Having successfully tested the idea we realised that we would either have to always find a convenient four poster ramp, or make some portable ramps to drive the Jeep up into the 101. Andy set too with some lengths of angle iron and the grinder and soon fabricated a pair of ramps about 3 metres long and strong enough to support the weight. A simple peg and hole location system was made and they looked just right. It was a few weeks before we had chance to try them, but when we did they were perfect. So the scene was set this Spring for the big test. With a logistics problem to challenge the best of Quartermasters, both Jeeps and the 101 all came together with the trailer on the morning of departure to Felixstowe Docks. Loading the Willy’s into the back was the most time consuming, but made quicker by using a 3 metre fence post as a jack. This simple lever technique as used by the ancient Egyptians in the building of the Pyramids made wheel removal much quicker. With one lashed down and the tilt back on the only evidence of the cargo was a small bump of the steering wheel mid way down the roof. We hitched the empty trailer up and loaded the second Jeep, a 1943 Ford GPW, onto it and made all secure.

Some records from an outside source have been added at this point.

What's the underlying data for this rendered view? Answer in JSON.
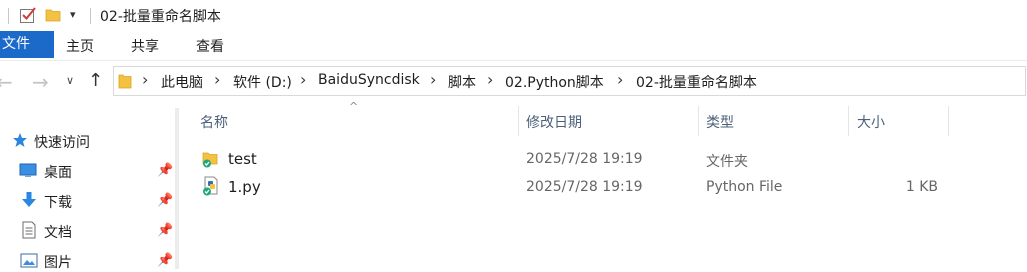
{
  "window": {
    "title": "02-批量重命名脚本"
  },
  "ribbon": {
    "tabs": [
      "文件",
      "主页",
      "共享",
      "查看"
    ]
  },
  "address": {
    "crumbs": [
      "此电脑",
      "软件 (D:)",
      "BaiduSyncdisk",
      "脚本",
      "02.Python脚本",
      "02-批量重命名脚本"
    ]
  },
  "nav_pane": {
    "quick_access": "快速访问",
    "items": [
      {
        "label": "桌面",
        "icon": "desktop-icon"
      },
      {
        "label": "下载",
        "icon": "download-icon"
      },
      {
        "label": "文档",
        "icon": "document-icon"
      },
      {
        "label": "图片",
        "icon": "pictures-icon"
      }
    ]
  },
  "file_list": {
    "columns": {
      "name": "名称",
      "date": "修改日期",
      "type": "类型",
      "size": "大小"
    },
    "rows": [
      {
        "name": "test",
        "date": "2025/7/28 19:19",
        "type": "文件夹",
        "size": "",
        "icon": "folder-synced-icon"
      },
      {
        "name": "1.py",
        "date": "2025/7/28 19:19",
        "type": "Python File",
        "size": "1 KB",
        "icon": "python-file-synced-icon"
      }
    ]
  },
  "colors": {
    "accent": "#1b6ac9",
    "folder": "#f4c242",
    "sync_badge": "#1fa97a"
  }
}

Off to Felixstowe with an all up weight of about 5 tons. We cruised the A14 at 50-60 mph and averaged 18 mpg.
It was a tense first drive up the steep track that links the Matt Savage Overland Preparation Barn to the civilised world outside. I took the first go and opted for second gear, low ratio. With an all up weight of about 4.5 tons we gradually crawled up the track and out onto tarmac. It all seemed fine and we stopped for a quick check of everything relevant and hit the road. First to the M1, then east along the A14. The going was easy. Far easier then I had imagined. We were maintaining a steady 50 - 60 mph, with a Sat Nav confirmed maximum of 63 mph and the whole rig felt totally stable. With its maiden voyage a success we headed for home and were delighted to find that overall we had achieved 18 mpg. I would hazard a guess that in original V8 mode we would have been lucky to get half that. So the ‘Man Maths’ had worked and I now find myself the owner of a very useable and smart 101 GS to have some fun with.
Toby’s 101 is 1976 standard 101 GS 12 volt version.
The 300 Tdi engine was originally fitted by Keith Gott.
It has an uprated AlliSport intercooler and an Optima Red Top Battery fitted in a fabricated battery box under the floor.
Lighting is standard with an extra four KC Daylaghters.
Tyres are Michelin XZY 255/100 x 16s
Toby Savage April 2012